Following Graham Moggipaldi’s look at James Hunt’s 1976 title triumph Octane Photo’s Craig Boon takes a look at his arch rival that year, Niki Lauda, and, in particular, the events of that year’s German GP.
With talk of safety doing the rounds in the paddock, and the threat of this being the last race held at the circuit, you would be forgiven in thinking not much has changed in 35 years at the Nürburgring.
Safety talk back then was of the totally inadequate standards of medical backup rather than the possibility of plexiglas fighter canopies, and the track was the 14-mile Nordshleiffe rather than its little cousin over the road, but just as today the F1 circus was in town and the drama was only just starting.
World Champion Niki Lauda was the campaigner in this case, rather than the Green Party, to have the race scrapped, but other drivers ignored him and, with 70’s machismo oozing, they went racing.
It would seem fate isn’t without a sense of irony, as early in the race Lauda’s car suffered what is now suspected to be a rear suspension failure and speared off the track into the Armco, bouncing back into the path of Harald Ertl. With nowhere to go the two cars came together at huge speed, causing Lauda’s Ferrari 312T2 to explode into ball of flames. Only with the intervention of Ertl (who had managed to get out of his wrecked car), Brett Lunger, Guy Edwards and Arturo Merzario, all of whom had stopped, was Niki pulled from the flaming wreckage.
The burning aluminum car and high octane fuel caused horrific scarring and lung damage to Lauda. Trapped conscious in the fire for what seemed like a lifetime, he eventually escaped and collapsed trackside, lapsing into a coma before he reached hospital. The situation was so grave that the last rites were read to the reigning world champion.
Niki fought back, and with surgery (only to get his eyelids working again), returned to the cockpit just six weeks later. Heavily bandaged and full of pain killers, Lauda was up for the fight to retain his championship.
That fight came down to the last round of the year in Japan, in torrential rain. Lauda again protested that the race should be cancelled on safety grounds but was yet again ignored. To Ferrari’s fury he withdrew after 2 laps, effectively handing the championship to Hunt (who was not without his own dramas that weekend).
Leaving Ferrari in late 1977 under the cloud that sprang from his withdrawal from that race (not without clinching the championship again though), Lauda joined the Brabham team of a certain Mr.Ecclestone and raced on for another couple of years, eventually retiring to concentrate on his airline, Lauda Air.

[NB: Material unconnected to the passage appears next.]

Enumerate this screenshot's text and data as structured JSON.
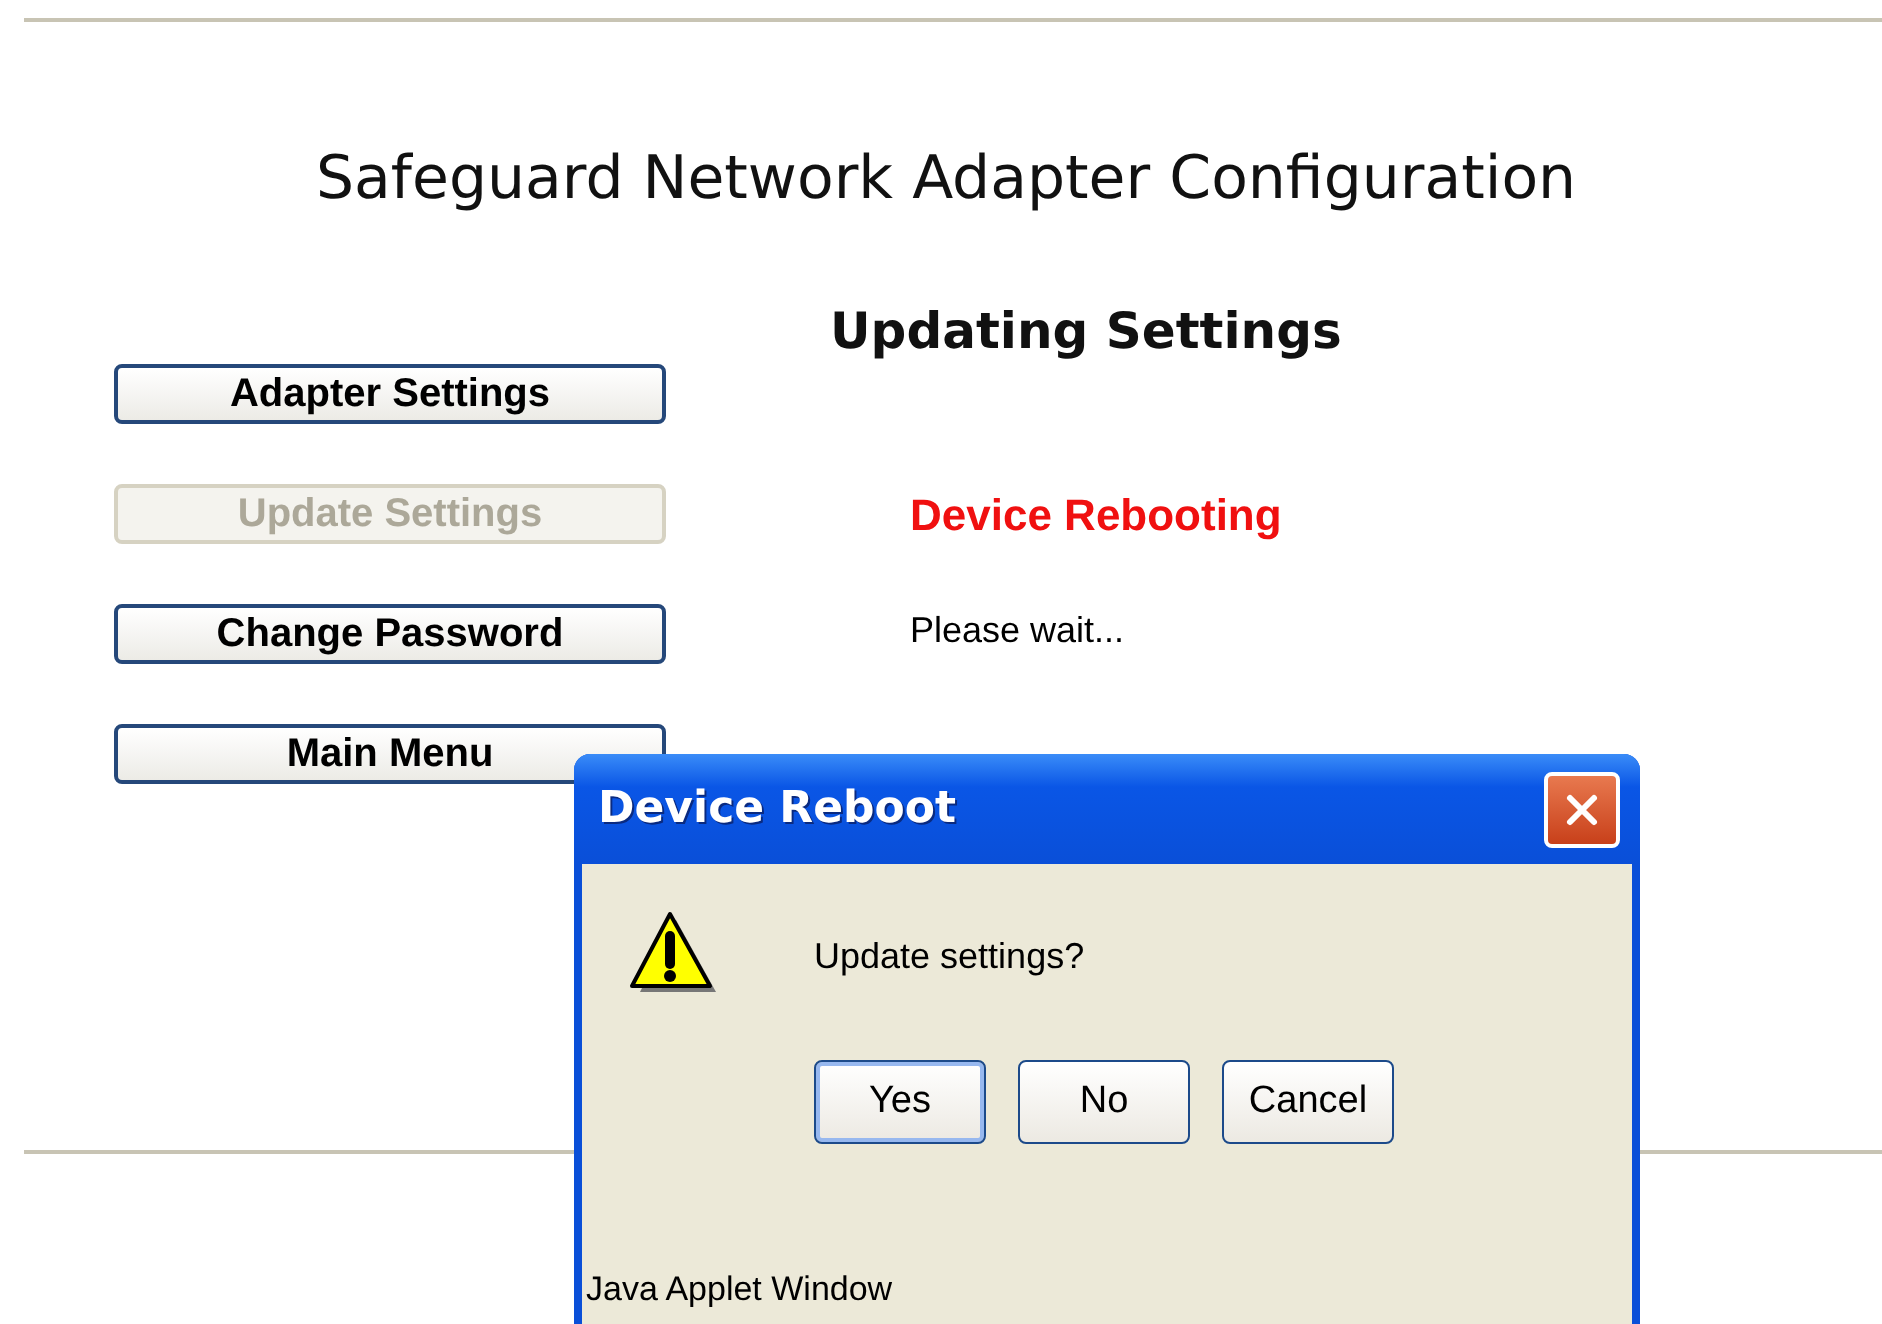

This may seem a good point to end the story, but no: Niki wasn’t finished. Needing funds for his business he returned to the cockpit, this time for Ron Dennis’ McLaren team, taking another World Championship in 1984. He beat team-mate Alain Prost by the closest margin ever: half a point. That did it for Niki on the track, and soon after he hung up his race overalls for good.
In 1999 he was ousted from his own airline by then-majority stake holder Austrian Airlines. Still showing that same spirit he has exhibited all his life, he has come back again with a new airline called “Niki”.
Has he forever turned his back on F1? Not likely! He was a sometime advisor to Ferrari during the early nineties, and was also manager of the ill-fated Jaguar F1 team, who eventually sold out to F1 new boys Red Bull. Whatever happened to them?
Lauda meanwhile can now be found strolling around the paddock commentating for German channel RTL, and still lambasting just about anybody that he disagrees with (which to fair is a lot of people).
Never Say Die and always come back fighting! A true Formula One hero if ever there was one!